At six o'clock two things have happened. Lafayette's Aide-de-camp, Romoeuf, riding a franc etrier, on that old Herb-merchant's route, quickened during the last stages, has got to Varennes; where the Ten thousand now furiously demand, with fury of panic terror, that Royalty shall forthwith return Paris-ward, that there be not infinite bloodshed. Also, on the other side, 'English Tom,' Choiseul's jokei, flying with that Choiseul relay, has met Bouille on the heights of Dun; the adamantine brow flushed with dark thunder; thunderous rattle of Royal Allemand at his heels. English Tom answers as he can the brief question, How it is at Varennes?--then asks in turn what he, English Tom, with M. de Choiseul's horses, is to do, and whither to ride?--To the Bottomless Pool! answers a thunder-voice; then again speaking and spurring, orders Royal Allemand to the gallop; and vanishes, swearing (en jurant). (Declaration du Sieur Thomas (in Choiseul, p. 188).) 'Tis the last of our brave Bouille. Within sight of Varennes, he having drawn bridle, calls a council of officers; finds that it is in vain. King Louis has departed, consenting: amid the clangour of universal stormbell; amid the tramp of Ten thousand armed men, already arrived; and say, of Sixty thousand flocking thither. Brave Deslons, even without 'orders,' darted at the River Aire with his Hundred! (Weber, ii. 386.) swam one branch of it, could not the other; and stood there, dripping and panting, with inflated nostril; the Ten thousand answering him with a shout of mockery, the new Berline lumbering Paris-ward its weary inevitable way. No help, then in Earth; nor in an age, not of miracles, in Heaven!

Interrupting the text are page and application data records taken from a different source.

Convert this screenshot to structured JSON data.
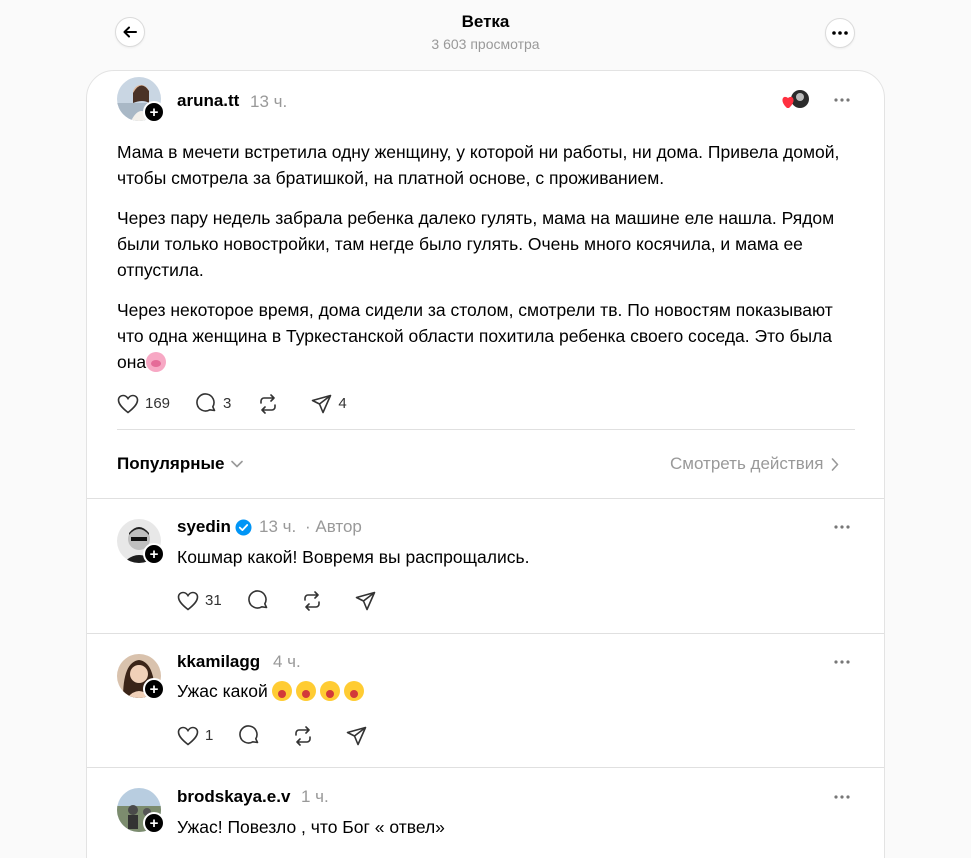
{
  "header": {
    "title": "Ветка",
    "views": "3 603 просмотра"
  },
  "post": {
    "username": "aruna.tt",
    "time": "13 ч.",
    "paragraphs": [
      "Мама в мечети встретила одну женщину, у которой ни работы, ни дома. Привела домой, чтобы смотрела за братишкой, на платной основе, с проживанием.",
      "Через пару недель забрала ребенка далеко гулять, мама на машине еле нашла. Рядом были только новостройки, там негде было гулять. Очень много косячила, и мама ее отпустила.",
      "Через некоторое время, дома сидели за столом, смотрели тв. По новостям показывают что одна женщина в Туркестанской области похитила ребенка своего соседа. Это была она"
    ],
    "likes": "169",
    "comments": "3",
    "shares": "4"
  },
  "sort": {
    "label": "Популярные",
    "view_actions": "Смотреть действия"
  },
  "replies": [
    {
      "username": "syedin",
      "time": "13 ч.",
      "author_tag": "· Автор",
      "text": "Кошмар какой! Вовремя вы распрощались.",
      "likes": "31"
    },
    {
      "username": "kkamilagg",
      "time": "4 ч.",
      "text": "Ужас какой",
      "likes": "1"
    },
    {
      "username": "brodskaya.e.v",
      "time": "1 ч.",
      "text": "Ужас! Повезло , что Бог « отвел»"
    }
  ],
  "colors": {
    "verified": "#0095f6",
    "like_heart": "#ff3040"
  }
}
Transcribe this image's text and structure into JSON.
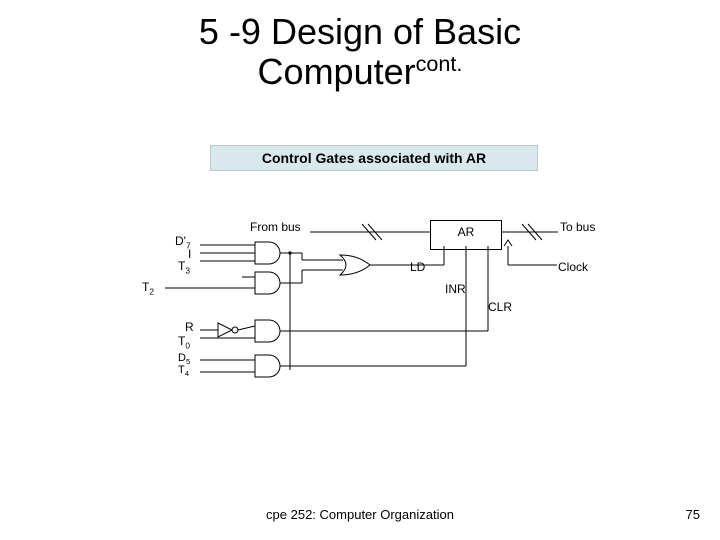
{
  "title": {
    "line1": "5 -9 Design of Basic",
    "line2_base": "Computer",
    "line2_sup": "cont."
  },
  "subtitle": "Control Gates associated with AR",
  "diagram": {
    "from_bus": "From bus",
    "to_bus": "To bus",
    "ar": "AR",
    "ld": "LD",
    "inr": "INR",
    "clr": "CLR",
    "clock": "Clock",
    "inputs": {
      "d7": "D'",
      "d7_sub": "7",
      "i": "I",
      "t3": "T",
      "t3_sub": "3",
      "t2": "T",
      "t2_sub": "2",
      "r": "R",
      "t0": "T",
      "t0_sub": "0",
      "d5": "D",
      "d5_sub": "5",
      "t4": "T",
      "t4_sub": "4"
    }
  },
  "footer": "cpe 252: Computer Organization",
  "page": "75"
}
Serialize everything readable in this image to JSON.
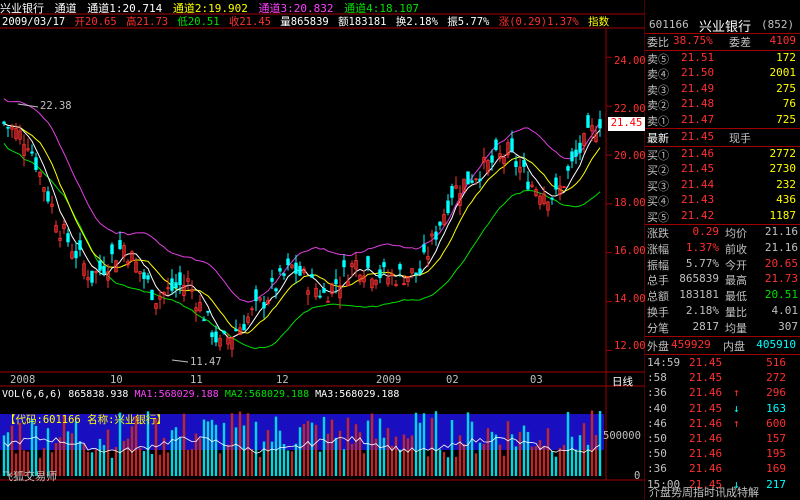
{
  "header": {
    "stock_name": "兴业银行",
    "channels_label": "通道",
    "ch1": "通道1:20.714",
    "ch2": "通道2:19.902",
    "ch3": "通道3:20.832",
    "ch4": "通道4:18.107"
  },
  "infobar": {
    "date": "2009/03/17",
    "open": "开20.65",
    "high": "高21.73",
    "low": "低20.51",
    "close": "收21.45",
    "volume": "量865839",
    "amount": "额183181",
    "turnover": "换2.18%",
    "amplitude": "振5.77%",
    "change": "涨(0.29)1.37%",
    "index_label": "指数"
  },
  "chart_data": {
    "type": "candlestick",
    "y_ticks": [
      "24.00",
      "22.00",
      "20.00",
      "18.00",
      "16.00",
      "14.00",
      "12.00"
    ],
    "ylim": [
      11.2,
      25.2
    ],
    "x_labels": [
      "2008",
      "10",
      "11",
      "12",
      "2009",
      "02",
      "03"
    ],
    "x_axis_right_label": "日线",
    "annotation_high": "22.38",
    "annotation_low": "11.47",
    "price_tag": "21.45",
    "volume_label": "VOL(6,6,6)",
    "volume_value": "865838.938",
    "ma1": "MA1:568029.188",
    "ma2": "MA2:568029.188",
    "ma3": "MA3:568029.188",
    "volume_ticks": [
      "500000",
      "0"
    ],
    "volume_watermark": "【代码:601166 名称:兴业银行】",
    "colors": {
      "up": "#ff3232",
      "down": "#00ffff",
      "ma_white": "#ffffff",
      "ma_yellow": "#ffff00",
      "upper_band": "#e040e0",
      "lower_band": "#00e000"
    }
  },
  "footer_left": "飞狐交易师",
  "footer_right": "介盘势周指时讯成特解",
  "quote": {
    "code": "601166",
    "name": "兴业银行",
    "tag": "(852)",
    "weibi_label": "委比",
    "weibi_value": "38.75%",
    "weicha_label": "委差",
    "weicha_value": "4109",
    "sells": [
      {
        "label": "卖⑤",
        "price": "21.51",
        "vol": "172"
      },
      {
        "label": "卖④",
        "price": "21.50",
        "vol": "2001"
      },
      {
        "label": "卖③",
        "price": "21.49",
        "vol": "275"
      },
      {
        "label": "卖②",
        "price": "21.48",
        "vol": "76"
      },
      {
        "label": "卖①",
        "price": "21.47",
        "vol": "725"
      }
    ],
    "latest_label": "最新",
    "latest_price": "21.45",
    "current_label": "现手",
    "buys": [
      {
        "label": "买①",
        "price": "21.46",
        "vol": "2772"
      },
      {
        "label": "买②",
        "price": "21.45",
        "vol": "2730"
      },
      {
        "label": "买③",
        "price": "21.44",
        "vol": "232"
      },
      {
        "label": "买④",
        "price": "21.43",
        "vol": "436"
      },
      {
        "label": "买⑤",
        "price": "21.42",
        "vol": "1187"
      }
    ],
    "stats": [
      {
        "k": "涨跌",
        "v": "0.29",
        "k2": "均价",
        "v2": "21.16"
      },
      {
        "k": "涨幅",
        "v": "1.37%",
        "k2": "前收",
        "v2": "21.16"
      },
      {
        "k": "振幅",
        "v": "5.77%",
        "k2": "今开",
        "v2": "20.65"
      },
      {
        "k": "总手",
        "v": "865839",
        "k2": "最高",
        "v2": "21.73"
      },
      {
        "k": "总额",
        "v": "183181",
        "k2": "最低",
        "v2": "20.51"
      },
      {
        "k": "换手",
        "v": "2.18%",
        "k2": "量比",
        "v2": "4.01"
      },
      {
        "k": "分笔",
        "v": "2817",
        "k2": "均量",
        "v2": "307"
      }
    ],
    "waipan_label": "外盘",
    "waipan_value": "459929",
    "neipan_label": "内盘",
    "neipan_value": "405910",
    "ticks": [
      {
        "t": "14:59",
        "p": "21.45",
        "a": "",
        "v": "516"
      },
      {
        "t": ":58",
        "p": "21.45",
        "a": "",
        "v": "272"
      },
      {
        "t": ":36",
        "p": "21.46",
        "a": "↑",
        "v": "296"
      },
      {
        "t": ":40",
        "p": "21.45",
        "a": "↓",
        "v": "163"
      },
      {
        "t": ":46",
        "p": "21.46",
        "a": "↑",
        "v": "600"
      },
      {
        "t": ":50",
        "p": "21.46",
        "a": "",
        "v": "157"
      },
      {
        "t": ":50",
        "p": "21.46",
        "a": "",
        "v": "195"
      },
      {
        "t": ":36",
        "p": "21.46",
        "a": "",
        "v": "169"
      },
      {
        "t": "15:00",
        "p": "21.45",
        "a": "↓",
        "v": "217"
      }
    ]
  }
}
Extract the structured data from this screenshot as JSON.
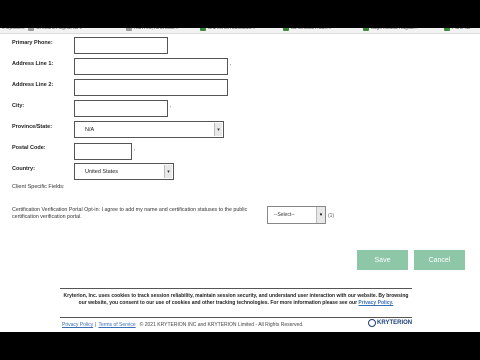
{
  "bookmarks": [
    {
      "label": "s Updates"
    },
    {
      "label": "Ci search signal ac v"
    },
    {
      "label": "rran reu, nina basi..."
    },
    {
      "label": "aruments ruusuuuu..."
    },
    {
      "label": "au umucan rade..."
    },
    {
      "label": "augs issuuu rragaa..."
    },
    {
      "label": "Pane as"
    }
  ],
  "form": {
    "primary_phone_label": "Primary Phone:",
    "address1_label": "Address Line 1:",
    "address2_label": "Address Line 2:",
    "city_label": "City:",
    "province_label": "Province/State:",
    "province_value": "N/A",
    "postal_label": "Postal Code:",
    "country_label": "Country:",
    "country_value": "United States",
    "client_fields_label": "Client Specific Fields:",
    "cert_text": "Certification Verification Portal Opt-in: I agree to add my name and certification statuses to the public certification verification portal.",
    "cert_select_value": "--Select--",
    "cert_q": "(1)"
  },
  "buttons": {
    "save": "Save",
    "cancel": "Cancel"
  },
  "cookie": {
    "text": "Kryterion, Inc. uses cookies to track session reliability, maintain session security, and understand user interaction with our website. By browsing our website, you consent to our use of cookies and other tracking technologies. For more information please see our",
    "link": "Privacy Policy."
  },
  "footer": {
    "privacy": "Privacy Policy",
    "sep": "|",
    "terms": "Terms of Service",
    "copyright": "© 2021 KRYTERION INC and KRYTERION Limited - All Rights Reserved.",
    "logo": "KRYTERION"
  },
  "colors": {
    "button_green": "#8ec6a8",
    "link_blue": "#3a6fb5",
    "logo_navy": "#1d3f78"
  }
}
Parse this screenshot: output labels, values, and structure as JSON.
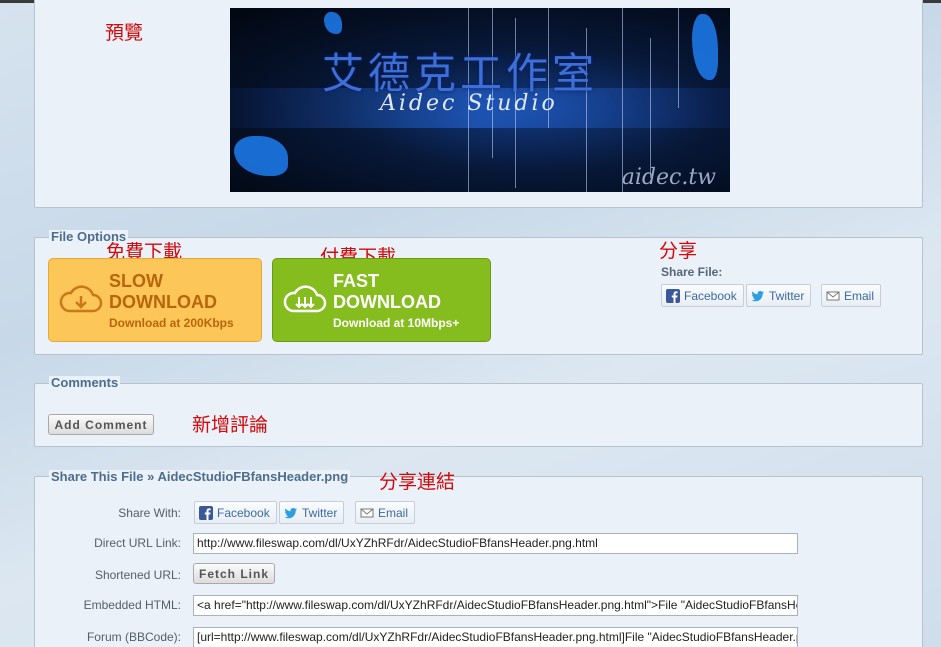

That night, 'Marquis de Bouille and twenty-one more of us rode over the Frontiers; the Bernardine monks at Orval in Luxemburg gave us supper and lodging.' (Aubriot, ut supra, p. 158.) With little of speech, Bouille rides; with thoughts that do not brook speech. Northward, towards uncertainty, and the Cimmerian Night: towards West-Indian Isles, for with thin Emigrant delirium the son of the whirlwind cannot act; towards England, towards premature Stoical death; not towards France any more. Honour to the Brave; who, be it in this quarrel or in that, is a substance and articulate-speaking piece of Human Valour, not a fanfaronading hollow Spectrum and squeaking and gibbering Shadow! One of the few Royalist Chief-actors this Bouille, of whom so much can be said.
The brave Bouille too, then, vanishes from the tissue of our Story. Story and tissue, faint ineffectual Emblem of that grand Miraculous Tissue, and Living Tapestry named French Revolution, which did weave itself then in very fact, 'on the loud-sounding 'Loom of Time!' The old Brave drop out from it, with their strivings; and new acrid Drouets, of new strivings and colour, come in:--as is the manner of that weaving.